1. There seems to be some doubt as to the date of this seige. 1539 is the date usually given, but 1537 is also mentioned. As the feud appears to have continued for some time, and as Donald Gorm made more than one raid into Kintail, it is possible that 1537 may have been the date of the first raid, and 1539 the date of the one which resulted in his death.
2. Sir Dougal Mackenzie appears to have been a member of the House of Kintail. A certain Sir Dougal Mackenzie is said to have been one of the Commissioners sent to the Pope in 1491 to procure the legitimization of Kenneth à Bhlair's marriage with Agnes Fraser of Lovat. It is not impossible that this may have been the man who was killed by Donald Gorm nearly fifty years afterwards, even though he left a young and marriageable widow. The Sir Dougal who went to Rome is said to have been made a "Knight to the boot of Pope Clement VIII." The title Sir, however, as formerly applied to the Clergy, did not imply any superiority of rank. It simply meant that the bearer of it had taken only the degree of Bachelor of Arts, whereas the title Mr indicated the higher degree of Master of Arts.

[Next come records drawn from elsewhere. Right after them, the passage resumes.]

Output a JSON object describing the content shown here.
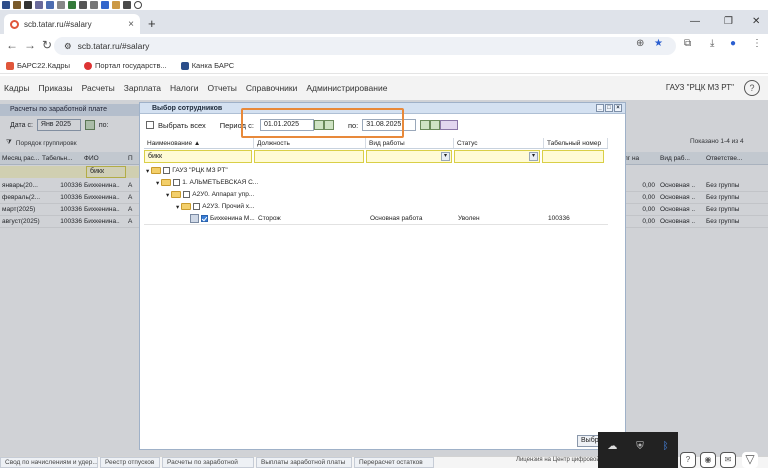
{
  "browser": {
    "tab_title": "scb.tatar.ru/#salary",
    "url": "scb.tatar.ru/#salary",
    "bookmarks": [
      "БАРС22.Кадры",
      "Портал государств...",
      "Канка БАРС"
    ]
  },
  "menu": {
    "items": [
      "Кадры",
      "Приказы",
      "Расчеты",
      "Зарплата",
      "Налоги",
      "Отчеты",
      "Справочники",
      "Администрирование"
    ],
    "org": "ГАУЗ \"РЦК МЗ РТ\"",
    "help": "?"
  },
  "bg": {
    "panel_title": "Расчеты по заработной плате",
    "date_label": "Дата с:",
    "date_value": "Янв 2025",
    "date_to": "по:",
    "group_label": "Порядок группировк",
    "shown": "Показано 1-4 из 4",
    "headers": [
      "Месяц рас...",
      "Табельн...",
      "ФИО",
      "П"
    ],
    "filter_fio": "бикк",
    "rows": [
      [
        "январь(20...",
        "100336",
        "Бихкенина..",
        "А"
      ],
      [
        "февраль(2...",
        "100336",
        "Бихкенина..",
        "А"
      ],
      [
        "март(2025)",
        "100336",
        "Бихкенина..",
        "А"
      ],
      [
        "август(2025)",
        "100336",
        "Бихкенина..",
        "А"
      ]
    ],
    "right_headers": [
      "лг на",
      "Вид раб...",
      "Ответстве..."
    ],
    "right_rows": [
      [
        "0,00",
        "Основная ..",
        "Без группы"
      ],
      [
        "0,00",
        "Основная ..",
        "Без группы"
      ],
      [
        "0,00",
        "Основная ..",
        "Без группы"
      ],
      [
        "0,00",
        "Основная ..",
        "Без группы"
      ]
    ]
  },
  "dialog": {
    "title": "Выбор сотрудников",
    "select_all": "Выбрать всех",
    "period_label": "Период с:",
    "date_from": "01.01.2025",
    "to_label": "по:",
    "date_to": "31.08.2025",
    "columns": [
      "Наименование ▲",
      "Должность",
      "Вид работы",
      "Статус",
      "Табельный номер"
    ],
    "filter_name": "бикк",
    "tree": [
      "ГАУЗ \"РЦК МЗ РТ\"",
      "1. АЛЬМЕТЬЕВСКАЯ С...",
      "А2У0. Аппарат упр...",
      "А2У3. Прочий х..."
    ],
    "leaf": {
      "name": "Бихкенина М...",
      "position": "Сторож",
      "work_type": "Основная работа",
      "status": "Уволен",
      "tab_number": "100336"
    },
    "choose": "Выбр"
  },
  "taskbar": {
    "items": [
      "Свод по начислениям и удер...",
      "Реестр отпусков",
      "Расчеты по заработной",
      "Выплаты заработной платы",
      "Перерасчет остатков"
    ],
    "license": "Лицензия на",
    "center": "Центр цифровой трансфор"
  }
}
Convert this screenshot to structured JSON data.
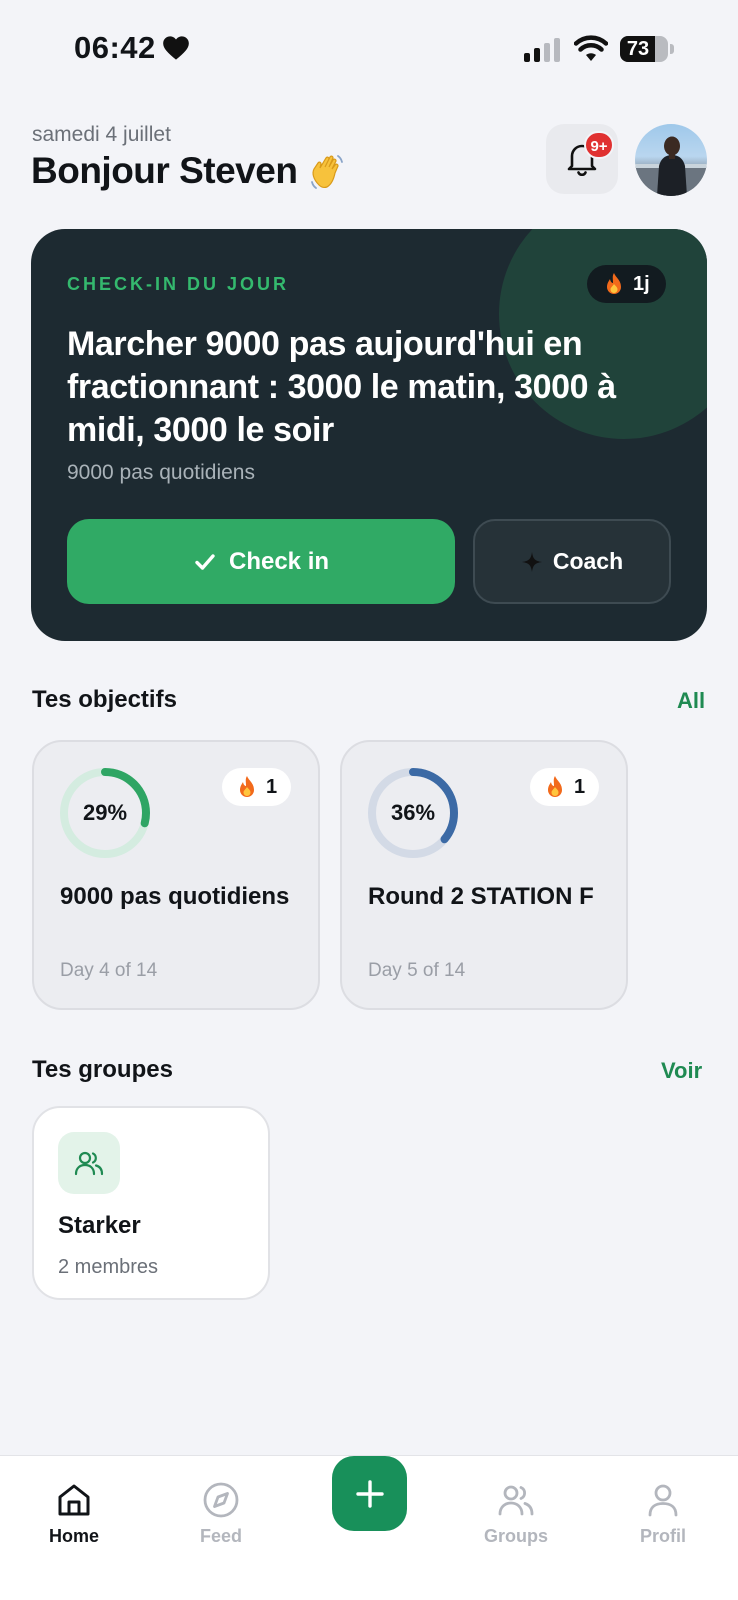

3. The year 1557 was probably the date of Duncan's return to Kintail. It was not until after the siege of Ellandonan Castle in 1539 (or 1537) that Duncan left Kintail and the first Lord Lovat, who died after that date, was Hugh, who was killed at the battle of Blar-na-leine near Loch Lochy in 1544. The news of his tragic end in such a famous battle could hardly have circulated as a rumor that he died at Braemar. Hugh's successor, Alexander, the fifth Lord Lovat, died at Aigas Island, in the Beauly River, in 1557. For some months previous to his death he had been traveling for his health, and it is quite possible that rumors of his death may have circulated during his travels, and may have influenced Duncan's decision to remain in Kintail.
4. Kenneth Mackenzie, better known as Coinneach Odhar (Dun Kenneth), or the Brahan Seer, was one of those prophets of former times whose mystic utterances have so frequently puzzled and startled people by their literal fulfilment. He is said to have been born in Lews about the commencement of the seventeenth century, and to have subsequently moved to the neighborhood of Brahan, where he worked on a farm as a common laborer. Having brought upon himself, by certain unguarded utterances, the resentment of Lady Seaforth, he was by her orders apprehended, brought to trial as a wizard, and sentenced by the ecclesiastical authority to be burnt to death at Fortrose. This is said to have happened while he was still a young man. (For an interesting collection of the prophesies ascribed to him by the traditions of Ross-shire, see The prophesies of the Brahan Seer, by Alexander Mackenzie, Inverness.)